It is that time of the year again. Even though some online retailers have been running promotional deals for a week or more now, the semi-official date for this year's Black Friday falls on November 26, just a few days from now. One important question you need to ask before you go on a mini shopping spree from the comfort of your home is "Am I ready to shop safely?"
You should be asking yourself this because Black Friday is the favorite time of year for credit card skimmers, fraudsters, scammers, and other assorted types of cybercriminals who are looking to bake a quick buck, stolen off people just like you.

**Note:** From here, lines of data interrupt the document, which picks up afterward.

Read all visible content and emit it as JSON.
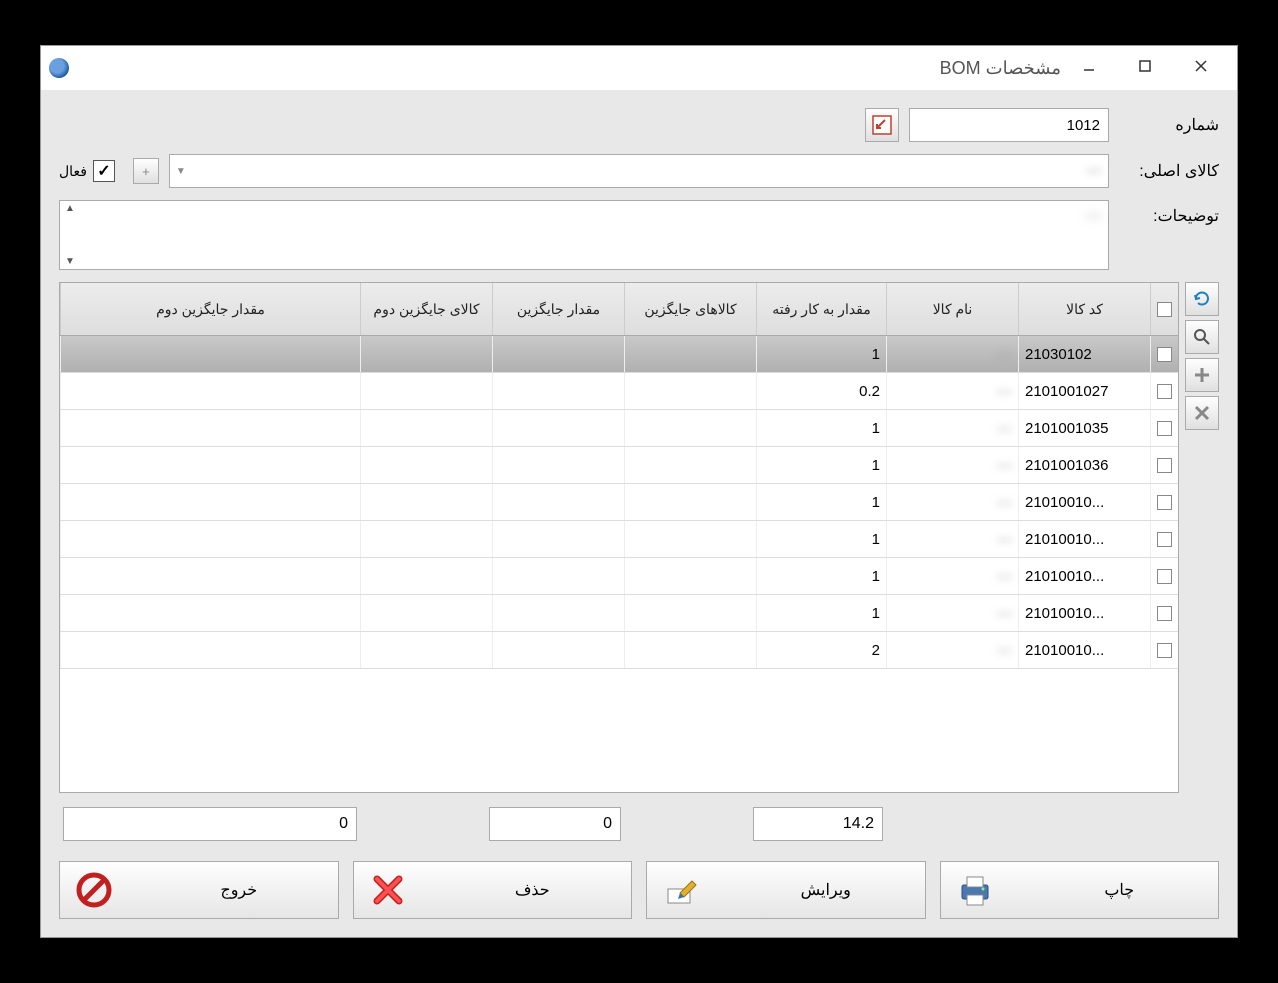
{
  "window": {
    "title": "مشخصات BOM"
  },
  "form": {
    "number_label": "شماره",
    "number_value": "1012",
    "main_item_label": "کالای اصلی:",
    "main_item_value": "—",
    "description_label": "توضیحات:",
    "description_value": "—",
    "active_label": "فعال",
    "active_checked": true
  },
  "grid": {
    "headers": {
      "code": "کد کالا",
      "name": "نام کالا",
      "qty": "مقدار به کار رفته",
      "alt": "کالاهای جایگزین",
      "altq": "مقدار جایگزین",
      "alt2": "کالای جایگزین دوم",
      "alt2q": "مقدار جایگزین دوم"
    },
    "rows": [
      {
        "code": "21030102",
        "name": "—",
        "qty": "1",
        "selected": true
      },
      {
        "code": "2101001027",
        "name": "—",
        "qty": "0.2",
        "selected": false
      },
      {
        "code": "2101001035",
        "name": "—",
        "qty": "1",
        "selected": false
      },
      {
        "code": "2101001036",
        "name": "—",
        "qty": "1",
        "selected": false
      },
      {
        "code": "21010010...",
        "name": "—",
        "qty": "1",
        "selected": false
      },
      {
        "code": "21010010...",
        "name": "—",
        "qty": "1",
        "selected": false
      },
      {
        "code": "21010010...",
        "name": "—",
        "qty": "1",
        "selected": false
      },
      {
        "code": "21010010...",
        "name": "—",
        "qty": "1",
        "selected": false
      },
      {
        "code": "21010010...",
        "name": "—",
        "qty": "2",
        "selected": false
      }
    ],
    "footer": {
      "qty_total": "14.2",
      "altq_total": "0",
      "alt2q_total": "0"
    }
  },
  "buttons": {
    "print": "چاپ",
    "edit": "ویرایش",
    "delete": "حذف",
    "exit": "خروج"
  }
}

While data breaches and leaks are a factor that is out of the hands of regular online shoppers, there are a number of things you can do to make sure you stay as safe as possible during Black Friday. In the past we've reported years where malware infections spiked over 100% during the Thanksgiving holiday weekend. We expect this year to be no different, unfortunately.
Only use reliable, trustworthy websites

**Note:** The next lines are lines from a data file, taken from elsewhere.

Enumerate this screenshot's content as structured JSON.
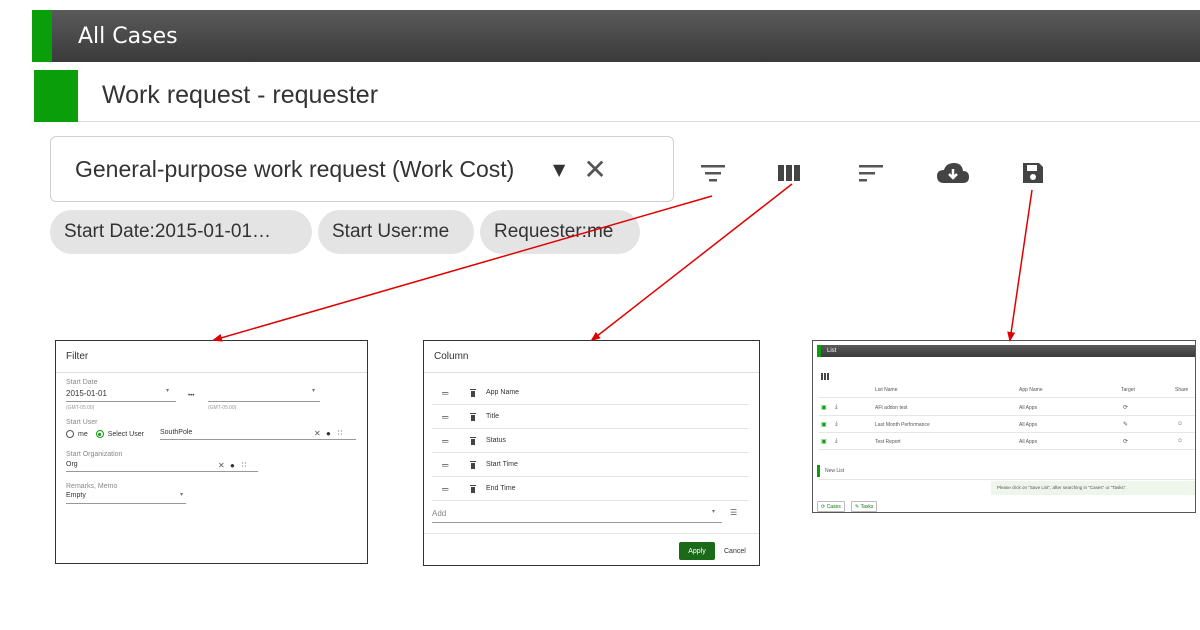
{
  "main": {
    "header_title": "All Cases",
    "subheader_title": "Work request - requester",
    "selector_text": "General-purpose work request (Work Cost)",
    "icons": [
      "filter-icon",
      "column-icon",
      "sort-icon",
      "cloud-download-icon",
      "save-icon"
    ],
    "chips": [
      "Start Date:2015-01-01…",
      "Start User:me",
      "Requester:me"
    ]
  },
  "filter": {
    "title": "Filter",
    "start_date_label": "Start Date",
    "start_date_value": "2015-01-01",
    "range_sep": "•••",
    "tz_from": "(GMT-05:00)",
    "tz_to": "(GMT-05:00)",
    "start_user_label": "Start User",
    "radio_me": "me",
    "radio_select_user": "Select User",
    "select_user_value": "SouthPole",
    "start_org_label": "Start Organization",
    "start_org_value": "Org",
    "remarks_label": "Remarks, Memo",
    "remarks_value": "Empty"
  },
  "column": {
    "title": "Column",
    "rows": [
      "App Name",
      "Title",
      "Status",
      "Start Time",
      "End Time"
    ],
    "add_placeholder": "Add",
    "apply_label": "Apply",
    "cancel_label": "Cancel"
  },
  "list": {
    "header": "List",
    "col_list_name": "List Name",
    "col_app_name": "App Name",
    "col_target": "Target",
    "col_share": "Share",
    "rows": [
      {
        "name": "AFt addon test",
        "app": "All Apps"
      },
      {
        "name": "Last Month Performance",
        "app": "All Apps"
      },
      {
        "name": "Test Report",
        "app": "All Apps"
      }
    ],
    "new_list": "New List",
    "hint": "Please click on \"Save List\", after searching in \"Cases\" or \"Tasks\".",
    "cases_btn": "Cases",
    "tasks_btn": "Tasks"
  },
  "colors": {
    "accent_green": "#0a9e0a",
    "arrow_red": "#e00000",
    "apply_green": "#1a6a1a"
  }
}
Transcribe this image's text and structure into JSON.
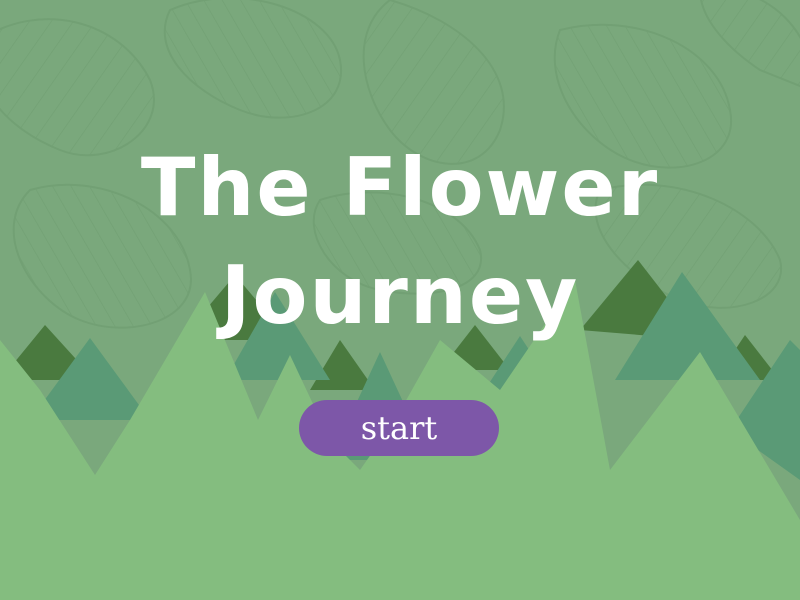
{
  "title": {
    "line1": "The Flower",
    "line2": "Journey"
  },
  "start_label": "start",
  "colors": {
    "background": "#7aa87c",
    "pattern_line": "#6c9a6e",
    "tree_dark": "#4a7a3f",
    "tree_teal": "#5a9a76",
    "tree_light": "#84bd7f",
    "title_text": "#ffffff",
    "button": "#7d57a8",
    "button_text": "#ffffff"
  }
}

A good first rule of thumb is simply to only use websites that you know and trust. You may encounter banner ads and pop-ups that offer what seems like incredible deals, but you might find they redirect to online shops you never heard of, which makes transactions on them potentially risky.
Larger, established websites and brands also have a higher level of security installed on their part, which also helps you shop with confidence when using them.
Be sure that the shopping websites that you visit start with "https" instead of just "http," which will ensure that the site utilizes a SSL (Secure Sockets Layer) connection or an encrypted connection to encrypt sensitive transmitted data. You may also look for a padlock icon before the website's URL that indicates the site is secured with a digital certificate.
Be wary of phishing emails and spoofed brands
Even if you do land on what very much looks like an Amazon page, you may really be on a spoofed malicious page, designed by hackers to look like the real thing. Links to similar pages are usually distributed through carefully constructed phishing emails that may end up in your inbox, offering amazing deals to lure you into clicking, and leading to malicious web pages, controlled by hackers, designed to mimic the official look and branding of an Amazon page.
It is advisable to never click links in promotional emails you receive around Black Friday as a good portion of those will be phishing and scam attempts.
Always double-check the page URL in your browser's address bar, to avoid entering your credit card information on such a spoofed page, as this will lead to your card data being siphoned in the hands of hackers.
Use multi-factor authentication on as many payment methods and services you use
Before you go shopping for those sweet items you have your eye on, first, make sure you have enabled multi-factor authentication on all payment methods and online accounts and services you use.
Multi-factor authentication is probably the best defense you have against any sort of intrusion into your personal accounts and finances and should be immediately enabled on any service you use that offers it.
Stay off public Wi-Fi when shopping online
While every major online retailer should already be using SSL/TLS and HTTPS for communication encryption between your device and the website, it doesn't hurt to add this extra precaution, at least for a few days around Black Friday. Public networks allow man-in-the-middle attacks that rely on intercepting connections on a public Wi-Fi network and then doing all sorts of nasty things with the compromised device.
Keep your anti-malware software up to date
Even in the age of automated updates, it doesn't hurt to manually check for updates to your favorite mobile or desktop security suite of choice. Hackers are busy bees and it's not uncommon for new types of malware to crop up around periods of high online activity like Black Friday, so making sure your protection is also on the level is worth it.
If you stick to those few basic guidelines, you should have a much safer and less stressful time doing your online shopping, not just this Black Friday but as a whole.
Bonus Tip: Never pay for services or products through bank transfer and be leery of paying for items through mobile cash applications. It is a common practice for fraudsters to have their victims pay for items through bank transfers or cash app programs so they can quickly get their money and limit the chance of the charges being reversed or tracked.